*** Begin section ***

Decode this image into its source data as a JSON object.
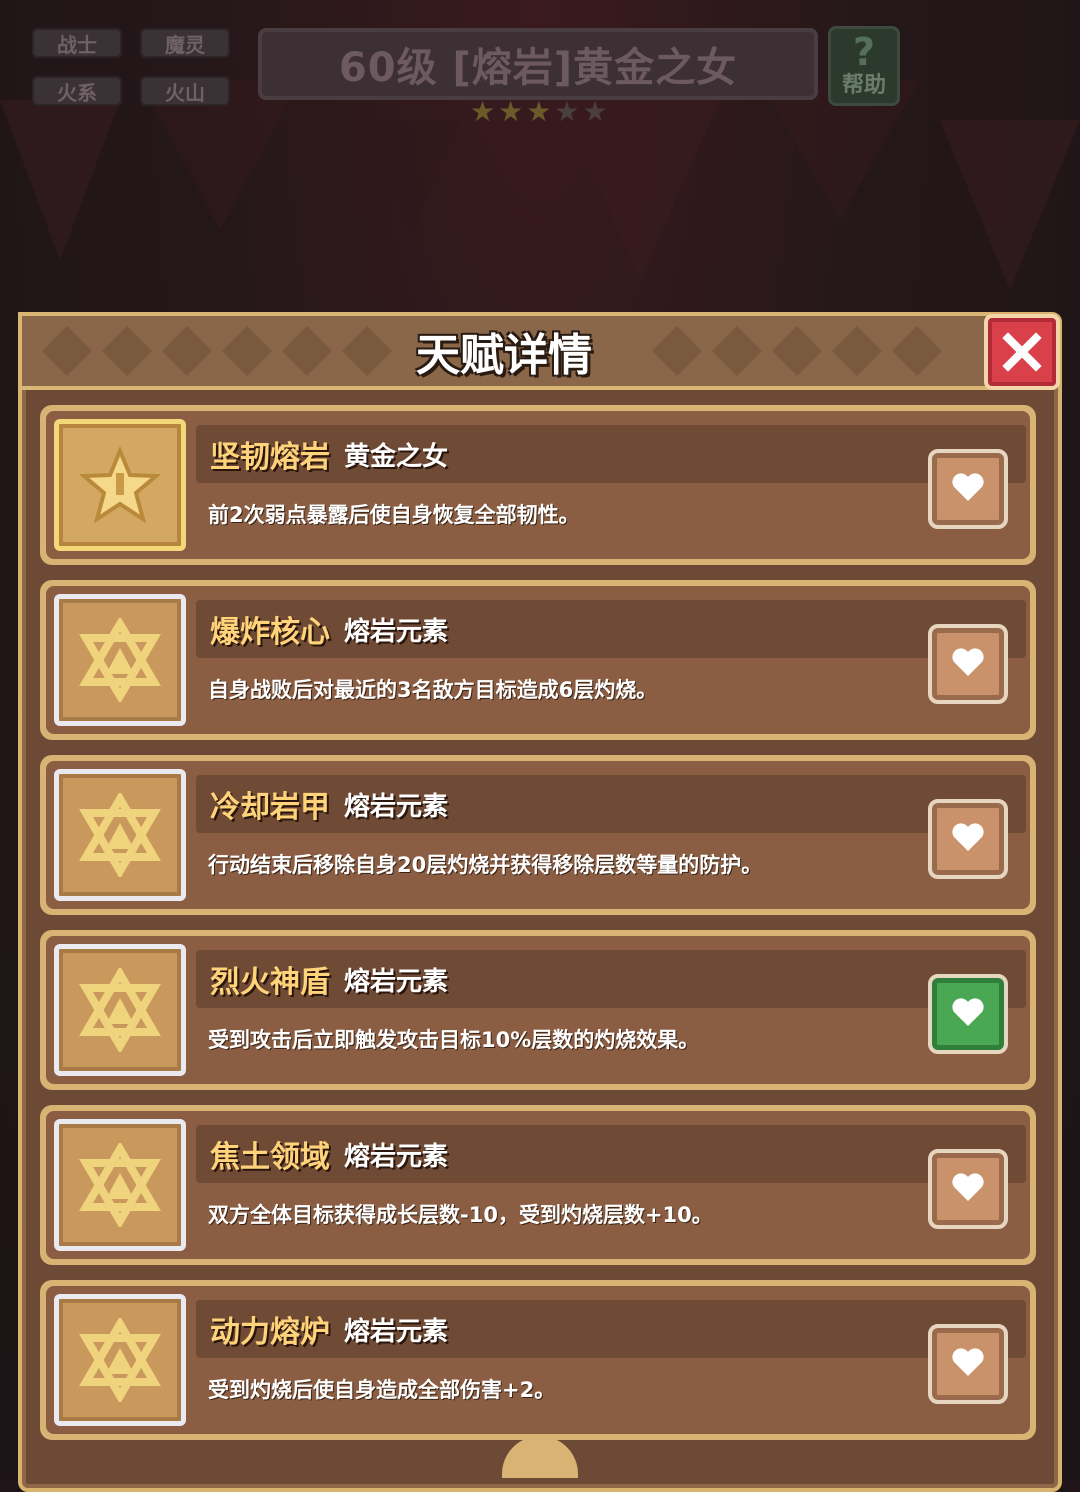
{
  "tags": [
    "战士",
    "魔灵",
    "火系",
    "火山"
  ],
  "hero": {
    "title": "60级 [熔岩]黄金之女",
    "stars_filled": 3,
    "stars_total": 5
  },
  "help": {
    "label": "帮助"
  },
  "panel": {
    "title": "天赋详情"
  },
  "talents": [
    {
      "name": "坚韧熔岩",
      "tag": "黄金之女",
      "desc": "前2次弱点暴露后使自身恢复全部韧性。",
      "icon": "star-icon",
      "favorited": false
    },
    {
      "name": "爆炸核心",
      "tag": "熔岩元素",
      "desc": "自身战败后对最近的3名敌方目标造成6层灼烧。",
      "icon": "hexagram-icon",
      "favorited": false
    },
    {
      "name": "冷却岩甲",
      "tag": "熔岩元素",
      "desc": "行动结束后移除自身20层灼烧并获得移除层数等量的防护。",
      "icon": "hexagram-icon",
      "favorited": false
    },
    {
      "name": "烈火神盾",
      "tag": "熔岩元素",
      "desc": "受到攻击后立即触发攻击目标10%层数的灼烧效果。",
      "icon": "hexagram-icon",
      "favorited": true
    },
    {
      "name": "焦土领域",
      "tag": "熔岩元素",
      "desc": "双方全体目标获得成长层数-10，受到灼烧层数+10。",
      "icon": "hexagram-icon",
      "favorited": false
    },
    {
      "name": "动力熔炉",
      "tag": "熔岩元素",
      "desc": "受到灼烧后使自身造成全部伤害+2。",
      "icon": "hexagram-icon",
      "favorited": false
    }
  ],
  "colors": {
    "panel_border": "#d9b674",
    "talent_name": "#ffd37a",
    "favorite_on": "#4aa854",
    "close_button": "#d9404a"
  }
}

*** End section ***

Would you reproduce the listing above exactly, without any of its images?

● **SOLUTION TO THIS PROBLEM**:
Decode this image into its source data as a JSON object.
{
  "tags": [
    "战士",
    "魔灵",
    "火系",
    "火山"
  ],
  "hero": {
    "title": "60级 [熔岩]黄金之女",
    "stars_filled": 3,
    "stars_total": 5
  },
  "help": {
    "label": "帮助"
  },
  "panel": {
    "title": "天赋详情"
  },
  "talents": [
    {
      "name": "坚韧熔岩",
      "tag": "黄金之女",
      "desc": "前2次弱点暴露后使自身恢复全部韧性。",
      "icon": "star-icon",
      "favorited": false
    },
    {
      "name": "爆炸核心",
      "tag": "熔岩元素",
      "desc": "自身战败后对最近的3名敌方目标造成6层灼烧。",
      "icon": "hexagram-icon",
      "favorited": false
    },
    {
      "name": "冷却岩甲",
      "tag": "熔岩元素",
      "desc": "行动结束后移除自身20层灼烧并获得移除层数等量的防护。",
      "icon": "hexagram-icon",
      "favorited": false
    },
    {
      "name": "烈火神盾",
      "tag": "熔岩元素",
      "desc": "受到攻击后立即触发攻击目标10%层数的灼烧效果。",
      "icon": "hexagram-icon",
      "favorited": true
    },
    {
      "name": "焦土领域",
      "tag": "熔岩元素",
      "desc": "双方全体目标获得成长层数-10，受到灼烧层数+10。",
      "icon": "hexagram-icon",
      "favorited": false
    },
    {
      "name": "动力熔炉",
      "tag": "熔岩元素",
      "desc": "受到灼烧后使自身造成全部伤害+2。",
      "icon": "hexagram-icon",
      "favorited": false
    }
  ],
  "colors": {
    "panel_border": "#d9b674",
    "talent_name": "#ffd37a",
    "favorite_on": "#4aa854",
    "close_button": "#d9404a"
  }
}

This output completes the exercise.